In this post-human society, we don't need the pious platitudes of political correctness.
What's required are more imaginative writers who don't blame the exploited, but who encourage the populace to organize themselves for eco-social justice, through legitimate democracy, which may well be the only process capable of ensuring human survival.
Holy Spirit ignored in priest transfer
Re: Transferring priests
On Sunday April 29, on the occasion of our granddaughter's First Communion, my wife and I (unilingual anglophones) attended the francophone Mass at St. Vital Parish in Beaumont.
At the end of the Mass, the resident priest, Father Brabant, announced that he was being transferred to Fort Saskatchewan, an anglophone parish, I presume, and was being replaced by Father Laporte, a unilingual anglophone priest.
I do not presume to know the criteria on which these transfers are based. But it seems cavalier and illogical to move a bilingual priest to a unilingual anglophone parish and replace him with a unilingual anglophone priest in a bilingual parish.
It also shows a certain amount of disregard for the francophone parishioners.
Finally, I do know one thing for certain, common sense and the guiding light of the Holy Spirit were not present when the above decision was made.
Dr. M.I. DeAbreu
Pay attention to soul power
I read the article "Pro-lifers told to go graphic" (WCR, May 14) by staff writer Ramon Gonzalez commenting on Gregg Cunningham's approach.
He said, "The pro-life movement in North America is losing ground on almost every front and must re-invent itself to make a real difference."
Of course you pro-lifers have been comparing an animal with an animal.
God places a soul in each human being at conception. Not so, some may say. If not so, then the fetus is an animal. So what is your big problem?
Have you not heard in the Bible how John the Baptist leapt for joy in Elizabeth's womb when Jesus the fetus was only a few days old? Have you never heard of the Immaculate Conception?

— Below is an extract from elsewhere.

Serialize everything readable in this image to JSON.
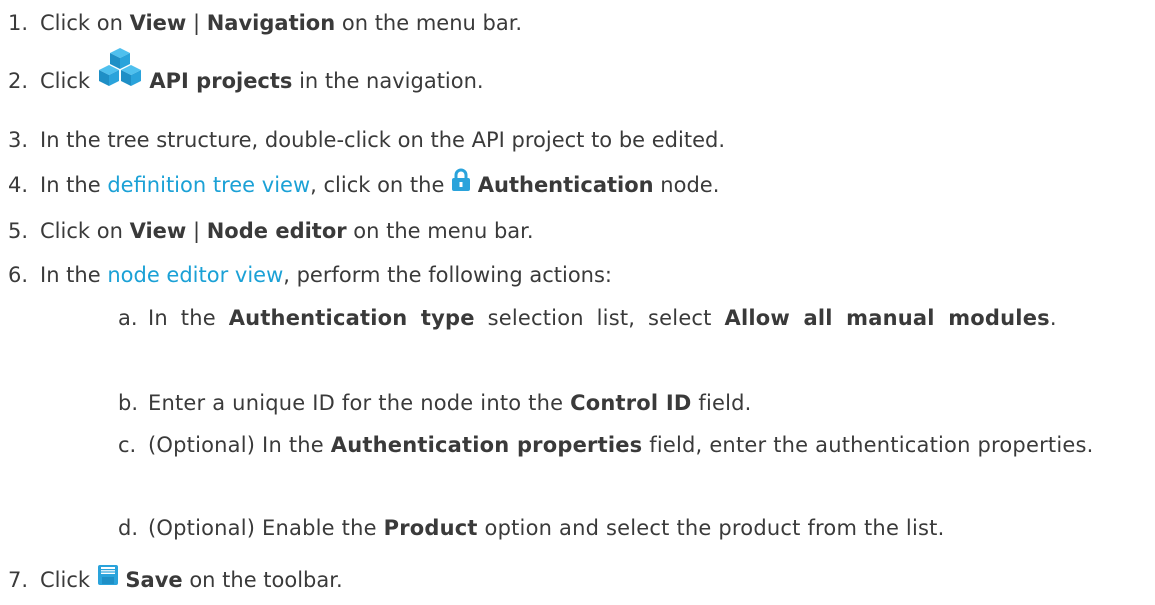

For those who cannot separate the soul from the body, have you never heard of the Resurrection?
Get your act together you so-called Christians.